Glioblastoma is a rare type of brain cancer that forms from star-shaped astrocyte cells.
There are usually highly malignant and often regrow after treatment. For these reasons, a better treatment option, especially for resistant and refractory glioblastoma, is desperately needed.
That’s why this new designation for SurVaxM is so important. There are a couple of aspects to this therapy option, in particular, that help distinguish it from the current treatments out there and suggest that it could be a much more effective option.
In broad terms, SurVaxM is an immunotherapy that has been engineered to control the growth of tumors and their recurrence by stimulating the immune system in multiple different ways, namely, targeting a protein called survivin. Survivin actually allows cancer cells to resist and fight against conventional treatments, and it is found in multiple different kinds of cancer.
Thus, while the Orphan Drug designation is approved only for glioblastoma right now, SurVaxM could have a much broader application in the future.
But so far, the drug has been evaluated in patients with newly-diagnosed glioblastoma and multiple myeloma.

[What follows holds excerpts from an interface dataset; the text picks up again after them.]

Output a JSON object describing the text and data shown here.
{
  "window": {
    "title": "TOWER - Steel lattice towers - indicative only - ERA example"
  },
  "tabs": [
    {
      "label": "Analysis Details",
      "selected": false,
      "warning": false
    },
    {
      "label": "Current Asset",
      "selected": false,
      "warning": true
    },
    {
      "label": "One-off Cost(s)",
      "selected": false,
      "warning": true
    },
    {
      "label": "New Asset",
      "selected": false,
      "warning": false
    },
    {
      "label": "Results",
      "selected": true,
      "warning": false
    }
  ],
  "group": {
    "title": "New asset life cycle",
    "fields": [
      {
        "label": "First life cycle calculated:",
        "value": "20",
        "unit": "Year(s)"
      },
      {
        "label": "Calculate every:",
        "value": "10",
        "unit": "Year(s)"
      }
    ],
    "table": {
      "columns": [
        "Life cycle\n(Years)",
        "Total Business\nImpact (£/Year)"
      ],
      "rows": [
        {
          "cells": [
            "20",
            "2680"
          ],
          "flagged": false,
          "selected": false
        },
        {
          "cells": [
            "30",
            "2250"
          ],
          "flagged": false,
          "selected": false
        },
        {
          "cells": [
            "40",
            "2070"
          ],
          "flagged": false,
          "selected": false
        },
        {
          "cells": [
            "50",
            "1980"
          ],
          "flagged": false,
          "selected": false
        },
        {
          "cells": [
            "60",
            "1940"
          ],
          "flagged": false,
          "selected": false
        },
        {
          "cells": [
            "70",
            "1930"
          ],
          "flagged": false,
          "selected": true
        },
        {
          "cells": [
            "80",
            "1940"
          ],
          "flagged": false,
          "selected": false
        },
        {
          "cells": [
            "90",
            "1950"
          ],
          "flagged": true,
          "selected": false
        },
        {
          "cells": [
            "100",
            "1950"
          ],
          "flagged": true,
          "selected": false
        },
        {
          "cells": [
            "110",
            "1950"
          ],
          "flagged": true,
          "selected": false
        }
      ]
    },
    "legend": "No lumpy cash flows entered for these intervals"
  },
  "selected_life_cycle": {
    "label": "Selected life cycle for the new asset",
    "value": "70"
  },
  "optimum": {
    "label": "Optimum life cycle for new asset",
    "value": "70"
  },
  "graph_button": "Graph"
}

Scientists are hoping to conduct later stage trials soon, especially given this new designation, which only fuels the momentum of this research.
To read more about the FDA’s ruling on SurVaxM, read this article here.